Copy out each line of the data below in which the string "Поиск" appears.

Records for processing =>

○ ○ ○

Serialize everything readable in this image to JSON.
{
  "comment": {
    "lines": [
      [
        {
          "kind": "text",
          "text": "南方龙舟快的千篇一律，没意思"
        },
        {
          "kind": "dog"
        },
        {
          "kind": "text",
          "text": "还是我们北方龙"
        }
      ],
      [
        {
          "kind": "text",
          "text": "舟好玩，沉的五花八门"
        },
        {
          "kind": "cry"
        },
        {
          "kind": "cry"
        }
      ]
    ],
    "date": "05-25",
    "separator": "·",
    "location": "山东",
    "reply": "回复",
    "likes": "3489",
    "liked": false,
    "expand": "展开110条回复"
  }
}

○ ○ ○

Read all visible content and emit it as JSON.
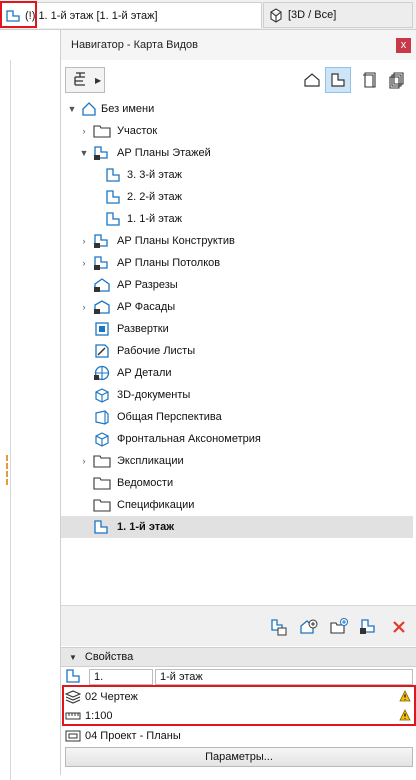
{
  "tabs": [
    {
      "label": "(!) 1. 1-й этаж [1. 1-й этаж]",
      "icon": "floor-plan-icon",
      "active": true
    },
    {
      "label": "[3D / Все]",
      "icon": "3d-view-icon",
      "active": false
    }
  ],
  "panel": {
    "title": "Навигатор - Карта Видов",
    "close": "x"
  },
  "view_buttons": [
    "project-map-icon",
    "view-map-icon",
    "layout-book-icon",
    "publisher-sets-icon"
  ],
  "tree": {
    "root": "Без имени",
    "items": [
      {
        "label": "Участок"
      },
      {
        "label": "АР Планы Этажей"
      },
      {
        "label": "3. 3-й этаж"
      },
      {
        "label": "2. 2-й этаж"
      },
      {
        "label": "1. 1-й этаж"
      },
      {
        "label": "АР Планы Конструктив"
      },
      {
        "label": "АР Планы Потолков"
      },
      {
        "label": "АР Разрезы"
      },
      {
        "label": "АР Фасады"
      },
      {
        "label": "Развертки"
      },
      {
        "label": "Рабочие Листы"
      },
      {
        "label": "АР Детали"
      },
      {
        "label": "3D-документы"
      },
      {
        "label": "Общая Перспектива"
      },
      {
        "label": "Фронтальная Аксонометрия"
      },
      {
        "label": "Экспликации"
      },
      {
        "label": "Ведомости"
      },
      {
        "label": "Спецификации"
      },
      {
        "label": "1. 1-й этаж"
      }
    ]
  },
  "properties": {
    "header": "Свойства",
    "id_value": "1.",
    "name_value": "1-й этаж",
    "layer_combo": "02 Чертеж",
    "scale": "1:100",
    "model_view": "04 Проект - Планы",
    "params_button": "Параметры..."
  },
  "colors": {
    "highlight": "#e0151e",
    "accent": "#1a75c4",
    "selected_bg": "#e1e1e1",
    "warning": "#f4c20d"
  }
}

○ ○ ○

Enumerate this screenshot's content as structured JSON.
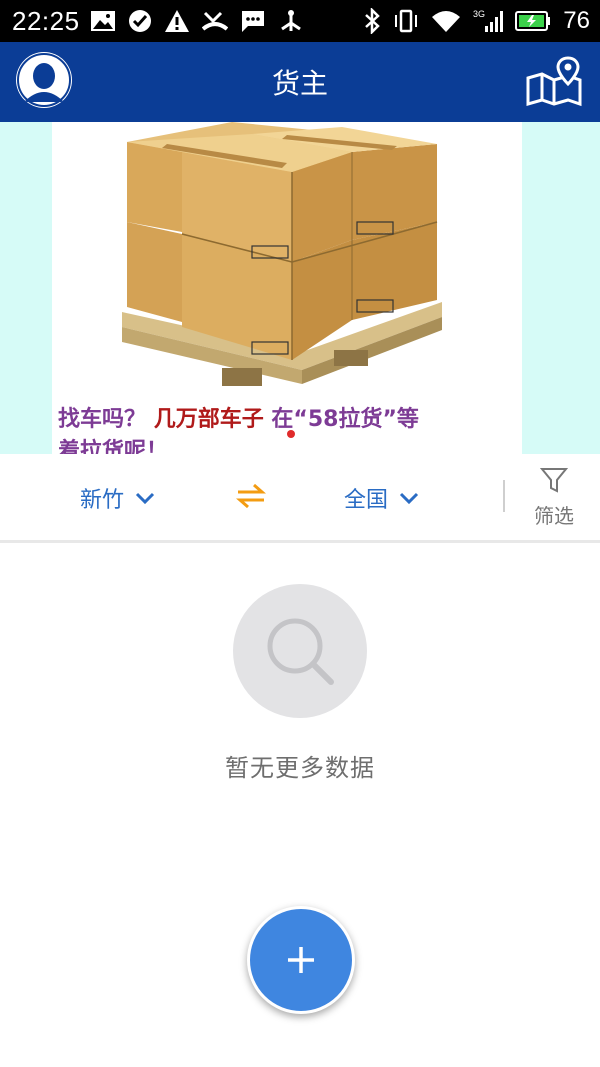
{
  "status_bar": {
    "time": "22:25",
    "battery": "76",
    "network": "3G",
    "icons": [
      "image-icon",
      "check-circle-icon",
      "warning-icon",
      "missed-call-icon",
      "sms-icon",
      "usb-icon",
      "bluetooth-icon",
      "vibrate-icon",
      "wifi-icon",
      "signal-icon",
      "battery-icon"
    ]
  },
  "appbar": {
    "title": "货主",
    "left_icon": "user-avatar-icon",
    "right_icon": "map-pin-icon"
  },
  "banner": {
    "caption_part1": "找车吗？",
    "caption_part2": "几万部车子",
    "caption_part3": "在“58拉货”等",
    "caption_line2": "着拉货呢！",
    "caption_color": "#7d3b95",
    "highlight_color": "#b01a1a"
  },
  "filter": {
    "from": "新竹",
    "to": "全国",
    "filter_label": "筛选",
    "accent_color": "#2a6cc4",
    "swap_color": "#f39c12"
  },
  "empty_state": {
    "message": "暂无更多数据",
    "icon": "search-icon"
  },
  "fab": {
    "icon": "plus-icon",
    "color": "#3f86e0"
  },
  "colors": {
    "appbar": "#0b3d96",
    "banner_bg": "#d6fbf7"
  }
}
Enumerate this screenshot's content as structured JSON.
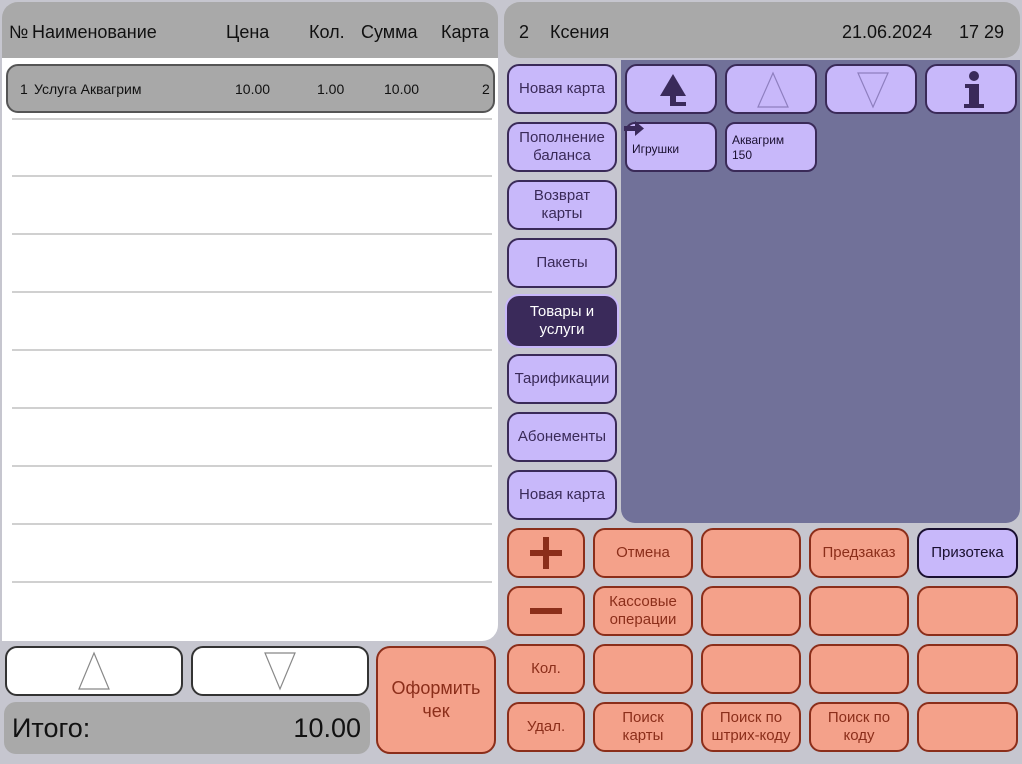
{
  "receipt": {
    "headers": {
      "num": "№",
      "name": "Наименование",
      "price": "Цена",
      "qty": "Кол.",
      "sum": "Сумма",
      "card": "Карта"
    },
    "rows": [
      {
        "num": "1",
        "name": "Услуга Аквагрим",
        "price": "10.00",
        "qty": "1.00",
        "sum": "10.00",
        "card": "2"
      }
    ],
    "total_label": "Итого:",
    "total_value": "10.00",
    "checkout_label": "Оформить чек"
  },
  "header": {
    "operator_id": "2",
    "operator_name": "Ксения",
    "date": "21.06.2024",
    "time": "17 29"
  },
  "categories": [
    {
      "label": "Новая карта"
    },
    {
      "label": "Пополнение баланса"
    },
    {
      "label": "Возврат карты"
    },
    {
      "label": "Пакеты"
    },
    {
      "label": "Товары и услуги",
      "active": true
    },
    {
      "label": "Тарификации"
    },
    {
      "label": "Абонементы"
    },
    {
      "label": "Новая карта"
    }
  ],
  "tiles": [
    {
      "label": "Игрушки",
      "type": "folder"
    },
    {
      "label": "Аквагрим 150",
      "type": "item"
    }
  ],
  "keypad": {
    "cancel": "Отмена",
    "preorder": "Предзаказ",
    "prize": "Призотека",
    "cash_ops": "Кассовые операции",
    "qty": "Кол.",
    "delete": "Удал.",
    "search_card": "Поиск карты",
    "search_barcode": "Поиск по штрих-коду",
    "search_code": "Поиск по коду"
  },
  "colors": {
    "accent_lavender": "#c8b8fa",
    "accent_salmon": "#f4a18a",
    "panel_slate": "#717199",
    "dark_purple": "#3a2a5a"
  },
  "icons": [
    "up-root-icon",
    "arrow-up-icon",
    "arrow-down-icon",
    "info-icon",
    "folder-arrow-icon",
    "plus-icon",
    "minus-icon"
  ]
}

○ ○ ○

Answer for the task =>
    "search_card": "Поиск карты",
    "search_barcode": "Поиск по штрих-коду",
    "search_code": "Поиск по коду"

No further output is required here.